# WHAT TO WORK ON
Determine how many lines in the listing contain the string "ikke"; respond with the number alone.

# SOURCE RECORDS

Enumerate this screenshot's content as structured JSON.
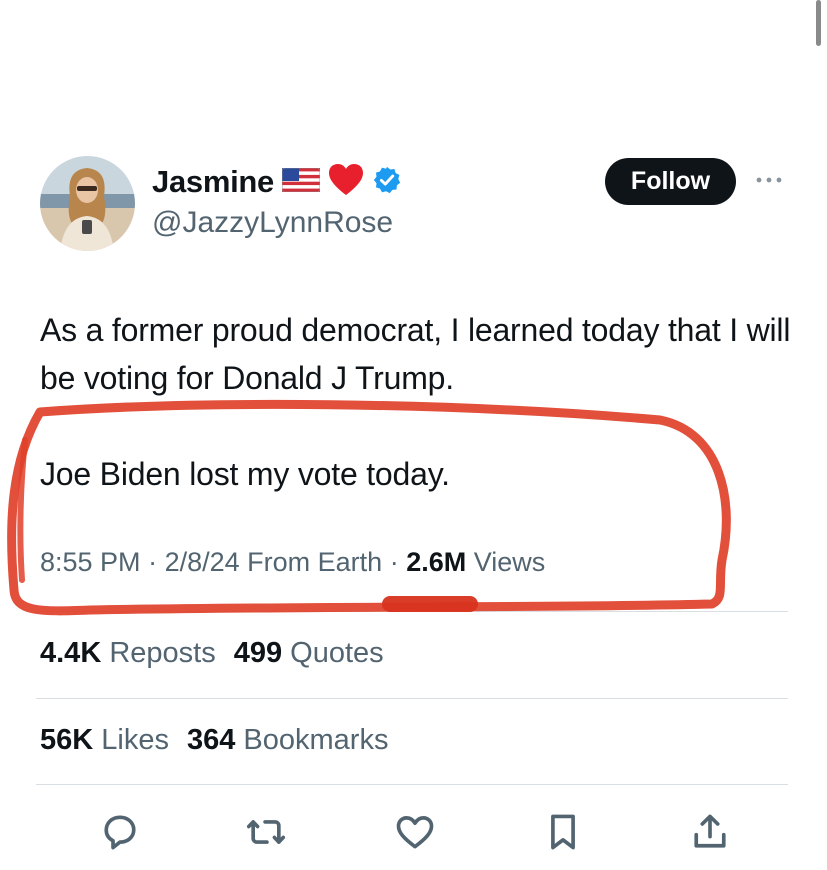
{
  "author": {
    "display_name": "Jasmine",
    "emoji_flag": "🇺🇸",
    "emoji_heart": "❤️",
    "handle": "@JazzyLynnRose",
    "verified_color": "#1d9bf0"
  },
  "follow_label": "Follow",
  "tweet": {
    "paragraphs": [
      "As a former proud democrat, I learned today that I will be voting for Donald J Trump.",
      "Joe Biden lost my vote today."
    ],
    "time": "8:55 PM",
    "date": "2/8/24",
    "source": "From Earth",
    "views_count": "2.6M",
    "views_label": "Views"
  },
  "stats": {
    "reposts_count": "4.4K",
    "reposts_label": "Reposts",
    "quotes_count": "499",
    "quotes_label": "Quotes",
    "likes_count": "56K",
    "likes_label": "Likes",
    "bookmarks_count": "364",
    "bookmarks_label": "Bookmarks"
  },
  "icons": [
    "reply-icon",
    "repost-icon",
    "like-icon",
    "bookmark-icon",
    "share-icon",
    "verified-badge-icon",
    "more-icon"
  ],
  "colors": {
    "text": "#0f1419",
    "secondary": "#536471",
    "annotation": "#e0402a"
  }
}
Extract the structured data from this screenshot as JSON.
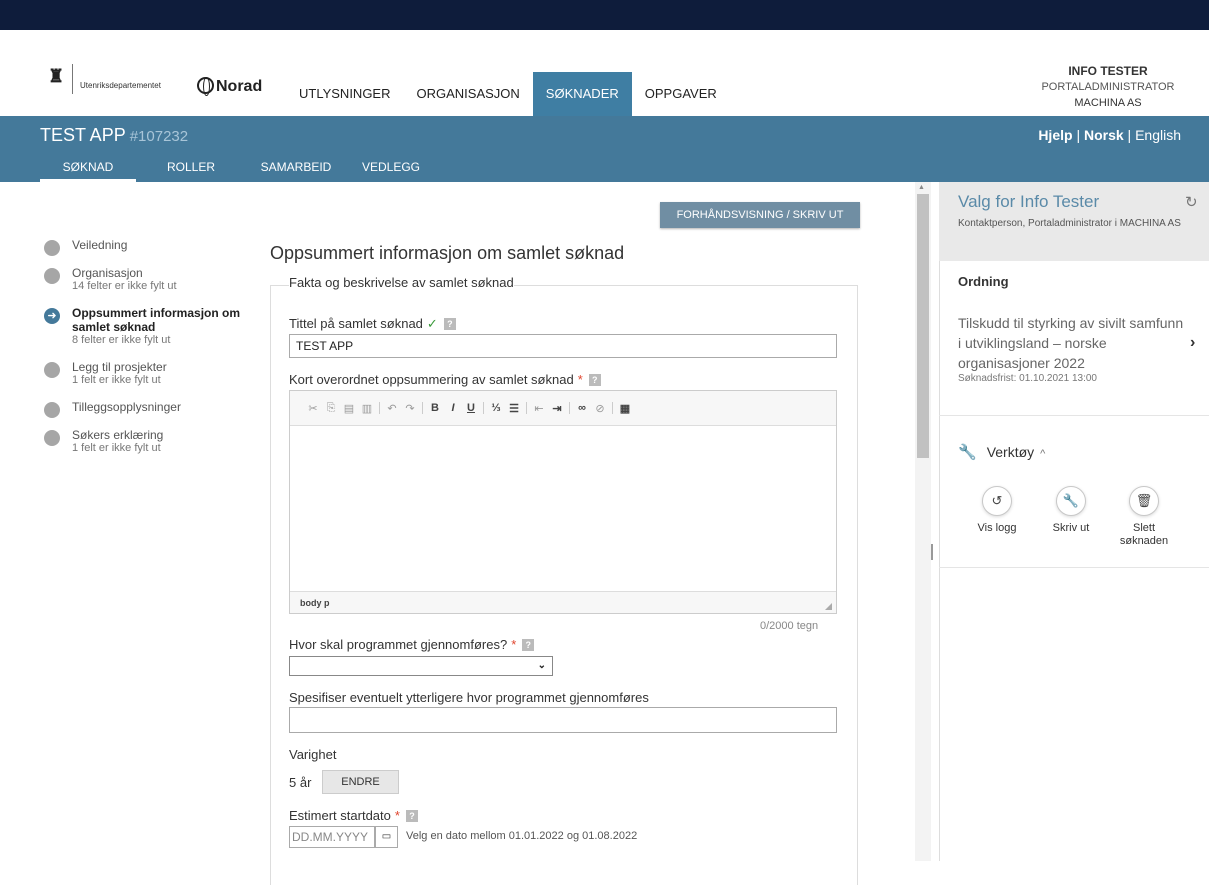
{
  "header": {
    "ministry": "Utenriksdepartementet",
    "norad": "Norad",
    "nav": [
      "UTLYSNINGER",
      "ORGANISASJON",
      "SØKNADER",
      "OPPGAVER"
    ],
    "active_nav": "SØKNADER",
    "user": {
      "name": "INFO TESTER",
      "role": "PORTALADMINISTRATOR",
      "org": "MACHINA AS"
    }
  },
  "app": {
    "title": "TEST APP",
    "id": "#107232",
    "help": "Hjelp",
    "sep1": "|",
    "lang_active": "Norsk",
    "sep2": "|",
    "lang_other": "English",
    "tabs": [
      "SØKNAD",
      "ROLLER",
      "SAMARBEID",
      "VEDLEGG"
    ],
    "active_tab": "SØKNAD"
  },
  "steps": [
    {
      "label": "Veiledning",
      "note": ""
    },
    {
      "label": "Organisasjon",
      "note": "14 felter er ikke fylt ut"
    },
    {
      "label": "Oppsummert informasjon om samlet søknad",
      "note": "8 felter er ikke fylt ut",
      "current": true
    },
    {
      "label": "Legg til prosjekter",
      "note": "1 felt er ikke fylt ut"
    },
    {
      "label": "Tilleggsopplysninger",
      "note": ""
    },
    {
      "label": "Søkers erklæring",
      "note": "1 felt er ikke fylt ut"
    }
  ],
  "form": {
    "preview_button": "FORHÅNDSVISNING / SKRIV UT",
    "section_title": "Oppsummert informasjon om samlet søknad",
    "legend": "Fakta og beskrivelse av samlet søknad",
    "title_label": "Tittel på samlet søknad",
    "title_value": "TEST APP",
    "summary_label": "Kort overordnet oppsummering av samlet søknad",
    "editor_path": "body  p",
    "counter": "0/2000 tegn",
    "where_label": "Hvor skal programmet gjennomføres?",
    "where_value": "",
    "specify_label": "Spesifiser eventuelt ytterligere hvor programmet gjennomføres",
    "specify_value": "",
    "duration_label": "Varighet",
    "duration_value": "5 år",
    "change_button": "ENDRE",
    "start_label": "Estimert startdato",
    "date_placeholder": "DD.MM.YYYY",
    "date_hint": "Velg en dato mellom 01.01.2022 og 01.08.2022",
    "required_mark": "*",
    "valid_mark": "✓",
    "help_mark": "?"
  },
  "right_panel": {
    "title": "Valg for Info Tester",
    "subtitle": "Kontaktperson, Portaladministrator i MACHINA AS",
    "ordning_label": "Ordning",
    "ordning_text": "Tilskudd til styrking av sivilt samfunn i utviklingsland – norske organisasjoner 2022",
    "deadline": "Søknadsfrist: 01.10.2021 13:00",
    "tools_label": "Verktøy",
    "tools": [
      {
        "label": "Vis logg",
        "icon": "history-icon"
      },
      {
        "label": "Skriv ut",
        "icon": "wrench-icon"
      },
      {
        "label": "Slett søknaden",
        "icon": "trash-icon"
      }
    ]
  },
  "colors": {
    "topbar": "#0e1c3b",
    "brand": "#44799a",
    "required": "#e0452e",
    "valid": "#3a9a3a"
  }
}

# EXPECTED ANSWER
4